After the United Kingdom (UK) leaves the EU, it will be considered a third country, either as of 31 October 2019 (in the case of an unregulated withdrawal from the EU without a transitional period, the so-called “hard Brexit”) or at the end of a transition period (in the case of a regulated EU withdrawal, while a “deal” continues to be negotiated between the UK and the other EU member states).
Brexit has enormous tax implications:
1. Income tax
For private individuals who move to the UK after Brexit, any investment (i.e. potential capital gain) to which Austria will have lost the tax rights due to Brexit must be taxed immediately (exit taxation).
The previous option of deferring capital gains tax until the actual sale of the investment in a later year will no longer apply.
2. Corporation tax
Dividends from an Austrian corporation payable to a UK parent company are no longer exempt from capital gains tax under Section 94 (2) of the EStG (based on the “Parent-Subsidiary Directive”). However, a new double taxation agreement (DTA) between Austria and Great Britain has already been negotiated and is expected to come into force on 1 January 2020. According to the agreement, dividends will continue to be paid to the UK without a withholding tax; verification of the parent company’s capital (offices, employees, not of a holding company but of its operational activity) will be required as before.
Based on the new DTA, it will still to be possible to pay out licenses to the UK without a withholding tax.
Interest on loans is not subject to a withholding tax in Austria under national law, so there are no changes here.
3. Sales tax
After Brexit, intra-Community deliveries will no longer be exempt from VAT for the transport of goods from Austria to the UK. It must therefore be determined whether the conditions for VAT-free export deliveries to third countries are fulfilled. Conversely, the transport of goods from the UK to Austria will subject to import sales tax.
For services offered to UK companies (“B2B”), VAT still needs to be shown on the invoice and the reverse charge is applicable.
On the other hand, for services to non-companies (“B2C”), Austrian VAT no longer needs to be shown on the invoices, but sales tax is payable in the UK.
The companies concerned should therefore check their invoices in good time and must be prepared to issue their invoices differently in future.
After Brexit, it may be necessary for UK entrepreneurs to appoint a fiscal representative in Austria pursuant to Section 27 (7) UStG 1994.
Cross-border mergers between Austria and the UK are still possible on a tax-neutral basis if the company maintains a permanent presence in Austria.
However, the contribution of shareholdings in a UK company will no longer be possible at book value, in accordance with Section 16 (1a) UmgrStG, so that hidden reserves must be disclosed and taxed at the time of exit (exit taxation).
After Brexit, the UK will become a third country and will therefore be subject to the customs legislation for third countries. Customs clearances and controls will be carried out using the customs duties laid down in the Combined Nomenclature. Certain goods are subject to import and export bans or restrictions.
Austrian companies should therefore familiarise themselves with the new customs formalities as soon as possible.
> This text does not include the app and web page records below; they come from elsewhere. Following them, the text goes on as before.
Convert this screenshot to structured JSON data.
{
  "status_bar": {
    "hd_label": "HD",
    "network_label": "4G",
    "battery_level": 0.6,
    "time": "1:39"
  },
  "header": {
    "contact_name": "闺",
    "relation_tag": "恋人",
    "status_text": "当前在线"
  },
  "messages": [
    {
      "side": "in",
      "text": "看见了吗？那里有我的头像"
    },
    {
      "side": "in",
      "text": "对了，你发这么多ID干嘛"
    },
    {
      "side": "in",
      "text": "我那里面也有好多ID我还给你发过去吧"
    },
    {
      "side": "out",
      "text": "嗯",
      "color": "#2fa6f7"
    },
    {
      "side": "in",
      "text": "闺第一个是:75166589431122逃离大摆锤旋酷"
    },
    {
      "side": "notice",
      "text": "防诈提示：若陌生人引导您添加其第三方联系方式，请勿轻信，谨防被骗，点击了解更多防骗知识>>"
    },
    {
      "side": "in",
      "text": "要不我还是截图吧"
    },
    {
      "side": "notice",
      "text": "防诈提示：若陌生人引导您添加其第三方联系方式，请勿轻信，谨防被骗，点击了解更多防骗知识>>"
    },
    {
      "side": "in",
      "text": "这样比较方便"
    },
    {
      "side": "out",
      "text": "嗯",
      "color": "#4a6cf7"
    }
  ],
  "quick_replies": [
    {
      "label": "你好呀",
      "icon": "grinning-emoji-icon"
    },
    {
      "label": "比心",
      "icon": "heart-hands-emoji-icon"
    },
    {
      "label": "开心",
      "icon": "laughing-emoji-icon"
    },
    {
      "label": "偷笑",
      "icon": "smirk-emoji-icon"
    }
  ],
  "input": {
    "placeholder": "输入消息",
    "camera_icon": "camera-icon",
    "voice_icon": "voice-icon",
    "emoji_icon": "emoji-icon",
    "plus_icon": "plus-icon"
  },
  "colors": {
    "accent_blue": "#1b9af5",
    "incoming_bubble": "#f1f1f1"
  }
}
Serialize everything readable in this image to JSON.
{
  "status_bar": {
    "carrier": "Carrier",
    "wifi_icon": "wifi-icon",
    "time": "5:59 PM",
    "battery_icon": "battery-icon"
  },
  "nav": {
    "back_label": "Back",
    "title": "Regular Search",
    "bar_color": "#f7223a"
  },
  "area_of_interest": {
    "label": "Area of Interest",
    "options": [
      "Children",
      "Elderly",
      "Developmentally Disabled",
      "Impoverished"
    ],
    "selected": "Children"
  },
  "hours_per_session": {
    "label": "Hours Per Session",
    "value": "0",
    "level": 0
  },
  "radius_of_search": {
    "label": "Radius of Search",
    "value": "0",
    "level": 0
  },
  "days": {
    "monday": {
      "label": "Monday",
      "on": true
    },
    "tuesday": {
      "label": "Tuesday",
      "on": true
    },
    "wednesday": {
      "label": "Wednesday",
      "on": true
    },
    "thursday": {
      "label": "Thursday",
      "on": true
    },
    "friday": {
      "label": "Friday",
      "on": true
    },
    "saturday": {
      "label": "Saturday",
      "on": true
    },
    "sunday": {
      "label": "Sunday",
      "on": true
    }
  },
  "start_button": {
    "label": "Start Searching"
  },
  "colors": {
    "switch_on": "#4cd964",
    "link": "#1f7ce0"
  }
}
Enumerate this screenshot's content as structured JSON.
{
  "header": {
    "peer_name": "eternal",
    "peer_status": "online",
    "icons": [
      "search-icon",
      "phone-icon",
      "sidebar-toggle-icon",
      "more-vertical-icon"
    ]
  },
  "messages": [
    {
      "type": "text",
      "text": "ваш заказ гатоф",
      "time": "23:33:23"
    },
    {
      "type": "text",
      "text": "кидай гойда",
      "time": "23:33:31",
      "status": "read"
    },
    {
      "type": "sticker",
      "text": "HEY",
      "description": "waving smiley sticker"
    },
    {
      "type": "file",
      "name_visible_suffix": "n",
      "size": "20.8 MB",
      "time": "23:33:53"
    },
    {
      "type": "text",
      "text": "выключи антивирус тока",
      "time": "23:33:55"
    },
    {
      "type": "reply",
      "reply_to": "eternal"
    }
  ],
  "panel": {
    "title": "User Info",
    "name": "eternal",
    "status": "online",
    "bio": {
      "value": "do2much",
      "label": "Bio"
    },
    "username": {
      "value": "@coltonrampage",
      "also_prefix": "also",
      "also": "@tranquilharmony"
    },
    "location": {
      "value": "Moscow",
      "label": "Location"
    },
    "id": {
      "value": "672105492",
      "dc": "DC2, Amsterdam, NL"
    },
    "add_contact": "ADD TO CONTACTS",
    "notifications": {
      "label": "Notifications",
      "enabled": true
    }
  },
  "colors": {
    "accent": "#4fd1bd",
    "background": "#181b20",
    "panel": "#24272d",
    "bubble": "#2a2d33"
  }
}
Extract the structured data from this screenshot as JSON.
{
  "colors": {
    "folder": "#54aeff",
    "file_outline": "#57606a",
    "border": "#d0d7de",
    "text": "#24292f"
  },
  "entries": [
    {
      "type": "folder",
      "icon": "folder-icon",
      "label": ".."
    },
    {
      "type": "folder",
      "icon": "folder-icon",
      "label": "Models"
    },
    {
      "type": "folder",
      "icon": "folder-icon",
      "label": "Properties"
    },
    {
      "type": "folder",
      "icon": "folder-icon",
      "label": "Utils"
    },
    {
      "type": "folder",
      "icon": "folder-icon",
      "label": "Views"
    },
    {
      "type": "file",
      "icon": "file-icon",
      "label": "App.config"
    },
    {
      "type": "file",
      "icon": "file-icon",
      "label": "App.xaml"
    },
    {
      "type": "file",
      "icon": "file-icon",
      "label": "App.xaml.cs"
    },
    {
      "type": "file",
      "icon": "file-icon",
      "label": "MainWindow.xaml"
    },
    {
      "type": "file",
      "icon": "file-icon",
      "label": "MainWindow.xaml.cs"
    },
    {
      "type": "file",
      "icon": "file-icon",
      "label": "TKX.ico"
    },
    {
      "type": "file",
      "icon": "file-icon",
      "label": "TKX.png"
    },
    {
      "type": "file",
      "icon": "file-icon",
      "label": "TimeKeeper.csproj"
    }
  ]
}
It’s important to realise that permits for special customs procedures will become invalid. Affected Austrian companies should therefore apply in good time for a new permit.
- The state chambers of commerce are holding information events to support affected Austrian companies (in cooperation with the Federal Ministry of Finance and the local customs offices).
- At the customs offices and the Central Customs Information Office of the Federal Ministry of Finance, affected Austrian companies have their own Brexit representatives available to answer questions.
- In addition, the BMF provides information on current developments on its homepage (bmf.gv.at).